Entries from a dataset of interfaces
——————————

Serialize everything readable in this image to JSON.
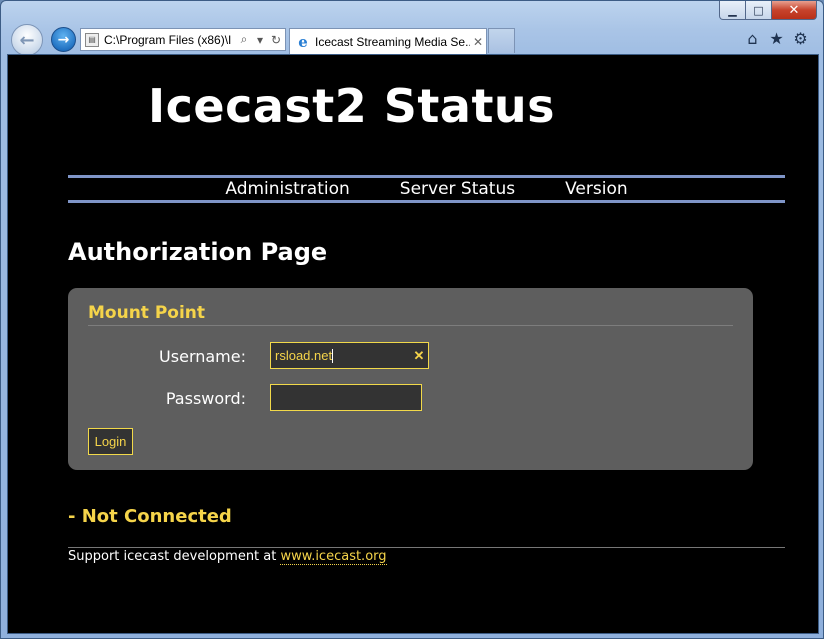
{
  "browser": {
    "address_url": "C:\\Program Files (x86)\\I",
    "tab_title": "Icecast Streaming Media Se...",
    "window_controls": {
      "minimize": "▁",
      "maximize": "□",
      "close": "✕"
    },
    "toolbar_icons": [
      "home-icon",
      "star-icon",
      "gear-icon"
    ]
  },
  "page": {
    "site_title": "Icecast2 Status",
    "nav": [
      "Administration",
      "Server Status",
      "Version"
    ],
    "heading": "Authorization Page",
    "panel": {
      "title": "Mount Point",
      "username_label": "Username:",
      "username_value": "rsload.net",
      "password_label": "Password:",
      "password_value": "",
      "login_label": "Login"
    },
    "status": "- Not Connected",
    "footer_text": "Support icecast development at ",
    "footer_link": "www.icecast.org"
  },
  "colors": {
    "accent": "#f5d44a",
    "nav_rule": "#7f95c8",
    "panel_bg": "#5e5e5e",
    "page_bg": "#000000"
  }
}
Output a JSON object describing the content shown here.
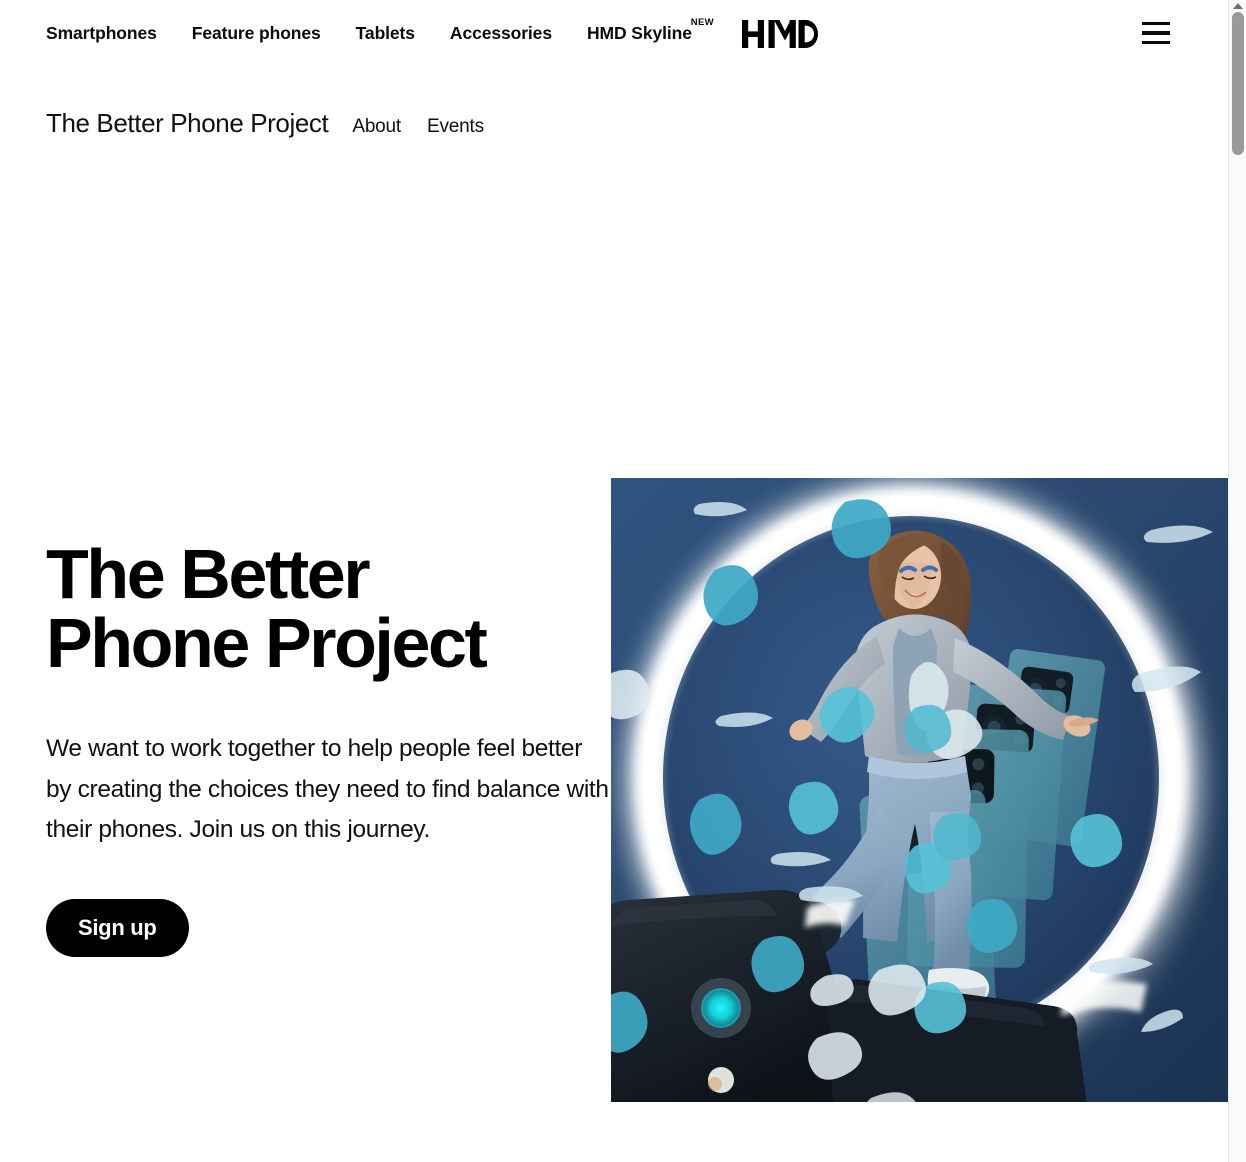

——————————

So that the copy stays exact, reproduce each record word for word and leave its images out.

Serialize everything readable in this image to JSON.
{
  "browser": {
    "address_url": "C:\\Program Files (x86)\\I",
    "tab_title": "Icecast Streaming Media Se...",
    "window_controls": {
      "minimize": "▁",
      "maximize": "□",
      "close": "✕"
    },
    "toolbar_icons": [
      "home-icon",
      "star-icon",
      "gear-icon"
    ]
  },
  "page": {
    "site_title": "Icecast2 Status",
    "nav": [
      "Administration",
      "Server Status",
      "Version"
    ],
    "heading": "Authorization Page",
    "panel": {
      "title": "Mount Point",
      "username_label": "Username:",
      "username_value": "rsload.net",
      "password_label": "Password:",
      "password_value": "",
      "login_label": "Login"
    },
    "status": "- Not Connected",
    "footer_text": "Support icecast development at ",
    "footer_link": "www.icecast.org"
  },
  "colors": {
    "accent": "#f5d44a",
    "nav_rule": "#7f95c8",
    "panel_bg": "#5e5e5e",
    "page_bg": "#000000"
  }
}
Output a JSON object describing the content shown here.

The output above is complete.